GUEST VOICE: “Terri Schiavo Is Not Terminally Ill…”
NOTE: The Moderate Voice occasionally runs GUEST VOICE columns written by thoughtful readers who do not have weblogs but have ideas that deserve a wider airing. William Stuthers is the Deputy Director of The Center for an Accessible Society — and a superb journalist and editor. I worked with Bill when I was a reporter for the San Diego Union. He was one of the most solid, professional and truly thoughtful editors I had met during my entire daily newspaper career. And because he was so thoughtful and rock solid, he was admired by reporters and editors alike (no minor accomplishment).
Read every word of the piece below written for this site. Bill has his own story and his own perspective. Pass it onto others via email and/or link to it. This perspective has gotten LOST in the political scuffles in the Terri Schiavo case. It is a MUST READ for people on both sides of the Schiavo issue…if they are truly interested in pondering this issue and all its many implications.
By William Stothers
First thing: Terri Schiavo is not terminally ill. She is severely disabled with a brain injury. She is not hooked up to any life support systems. For 15 years she has relied on a feeding tube for food and water. Her organs function normally.

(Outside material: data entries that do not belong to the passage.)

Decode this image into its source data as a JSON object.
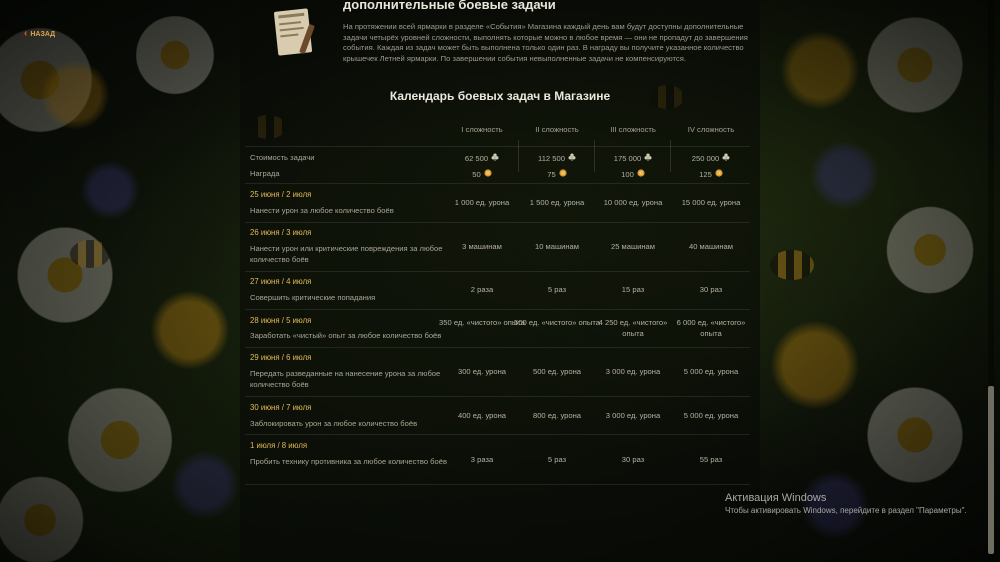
{
  "nav": {
    "back_label": "НАЗАД"
  },
  "header": {
    "title": "дополнительные боевые задачи",
    "intro": "На протяжении всей ярмарки в разделе «События» Магазина каждый день вам будут доступны дополнительные задачи четырёх уровней сложности, выполнять которые можно в любое время — они не пропадут до завершения события. Каждая из задач может быть выполнена только один раз. В награду вы получите указанное количество крышечек Летней ярмарки. По завершении события невыполненные задачи не компенсируются."
  },
  "calendar": {
    "title": "Календарь боевых задач в Магазине",
    "columns": [
      "I сложность",
      "II сложность",
      "III сложность",
      "IV сложность"
    ],
    "cost_label": "Стоимость задачи",
    "reward_label": "Награда",
    "cost": [
      "62 500",
      "112 500",
      "175 000",
      "250 000"
    ],
    "reward": [
      "50",
      "75",
      "100",
      "125"
    ],
    "cost_icon": "clover-icon",
    "reward_icon": "cap-icon",
    "rows": [
      {
        "date": "25 июня / 2 июля",
        "task": "Нанести урон за любое количество боёв",
        "values": [
          "1 000 ед. урона",
          "1 500 ед. урона",
          "10 000 ед. урона",
          "15 000 ед. урона"
        ]
      },
      {
        "date": "26 июня / 3 июля",
        "task": "Нанести урон или критические повреждения за любое количество боёв",
        "values": [
          "3 машинам",
          "10 машинам",
          "25 машинам",
          "40 машинам"
        ]
      },
      {
        "date": "27 июня / 4 июля",
        "task": "Совершить критические попадания",
        "values": [
          "2 раза",
          "5 раз",
          "15 раз",
          "30 раз"
        ]
      },
      {
        "date": "28 июня / 5 июля",
        "task": "Заработать «чистый» опыт за любое количество боёв",
        "values": [
          "350 ед. «чистого» опыта",
          "500 ед. «чистого» опыта",
          "4 250 ед. «чистого» опыта",
          "6 000 ед. «чистого» опыта"
        ]
      },
      {
        "date": "29 июня / 6 июля",
        "task": "Передать разведанные на нанесение урона за любое количество боёв",
        "values": [
          "300 ед. урона",
          "500 ед. урона",
          "3 000 ед. урона",
          "5 000 ед. урона"
        ]
      },
      {
        "date": "30 июня / 7 июля",
        "task": "Заблокировать урон за любое количество боёв",
        "values": [
          "400 ед. урона",
          "800 ед. урона",
          "3 000 ед. урона",
          "5 000 ед. урона"
        ]
      },
      {
        "date": "1 июля / 8 июля",
        "task": "Пробить технику противника за любое количество боёв",
        "values": [
          "3 раза",
          "5 раз",
          "30 раз",
          "55 раз"
        ]
      }
    ]
  },
  "windows_activation": {
    "title": "Активация Windows",
    "subtitle": "Чтобы активировать Windows, перейдите в раздел \"Параметры\"."
  },
  "colors": {
    "accent": "#e4b957",
    "back": "#e7562a",
    "text": "#b4b1a2"
  }
}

So why does anyone want to kill her? “Kill” is the correct word here. Removing her feeding tube will cause her death. She will die by starvation and dehydration. That is a form of execution that is not even imposed on convicted murderers; we electrocute them, or hang them or inject them with swiftly acting chemicals. We don’t draw out the act so painfully as Terri is being killed.
For those of us in the organized disability rights movement, it looks like Terri Schiavo is being put to death for the crime of being disabled.
Disability makes many people uncomfortable. How many times have you said, or heard someone say, “I would never want to live like that.” Or,”I would rather be dead than be like that.”
People have said that to me.
I am severely disabled and use a motorized wheelchair as a result of having polio 55 years ago. Terri Schiavo may be even more severely disabled than me, but we are the same in many of the ways we have been discounted and devalued.
Doctors told my parents to put me into a “home” and forget about me. He will have no life, they said, move on with your own lives.
They ignored the advice. When I went to school, I was teased and made an object of pity. “I would hate to live like you,” kids told me. When I went to university, I was told that “at least you still have your mind.”When I went to work in the newspaper business, I was expected to remain at an entry level position; when I left to go to graduate school, my work supervisor told a colleague “what else could he ever hope to do?”
People with disabilities in this country are pushed to the ragged edge of our collective consciousness, stereotyped as dependent, unproductive and pitiful. It is not such a long step to considering such persons burdensome and too costly to maintain, and finally and of course regrettably, expendable.
Think of Terri Schiavo for 15 years being held in so-called custodial care in a nursing home along with persons with Alzheimer ‘s disease,other dementia or cognitive disorders or injuries or birth defects.Terri has had a feeding tube and her guardian (her husband) fought for years to have it removed so that she might die, as he claims she would have wanted.
“It’s one thing to refuse a feeding tube for ourselves, but it’s quite another when someone else makes that decision,” says Diane Coleman, head of Not Dead Yet, a national disability-rights group. “Disability groups don’t think guardians should have carte blanche to starve and dehydrate people with conditions like brain injury, developmental disabilities — which the public calls ‘birth defects’ — and Alzheimer’s. People have the right not to be deprived of life by guardians who feel that their ward is as good as dead, better off dead or that the guardian should make such judgments in the first place.”
The noisy free-for-all surrounding the Schiavo case as it works its way through the court system again has all the earmarks of political haymaking, rallying the troops in the “Right to Life” and “Right to Die” camps. But there is a serious thread that focuses on the real issue at stake: the right to due process and equal treatment under the law.
Coleman’s group has called for a national moratorium on the dehydration and starvation of people alleged to be in a “persistent vegetative state” and not having an advance directive or durable power of attorney. Senator Tom Harkin, a long-time advocate for people with disabilities, said it eloquently last week as Congress stepped into the Schiavo case. “There are a lot of people in the shadows, all over this country, who are incapacitated because of a disability. There ought to be a broader type of a proceeding that would apply to people in similar circumstances… Where someone is incapacitated and their life support can be taken away, it seems to me that it is appropriate — where there is a dispute, as there is in this case — that a federal court come in, like we do in habeas corpus situations, and review it and make another determination.”
Terri Schiavo has become a tragic figure, and is likely to become a martyr for one group or another. And that itself is a tragedy. We’re likely to never really know Terri’s own desire in this case. But we as individuals and as a society do have a duty here: And that is to face the fact of the brutal way in which we are permitting her to die.
As a person with a severe disability, I am deeply troubled by the Schiavo saga. I will commit my own wishes to a legal document. But will that be enough? Out here on the ragged edge, we’re worried.
FOOTNOTE: For a solid perspective on disability issues, Stothers recommends Ragged Edge Magazine Online.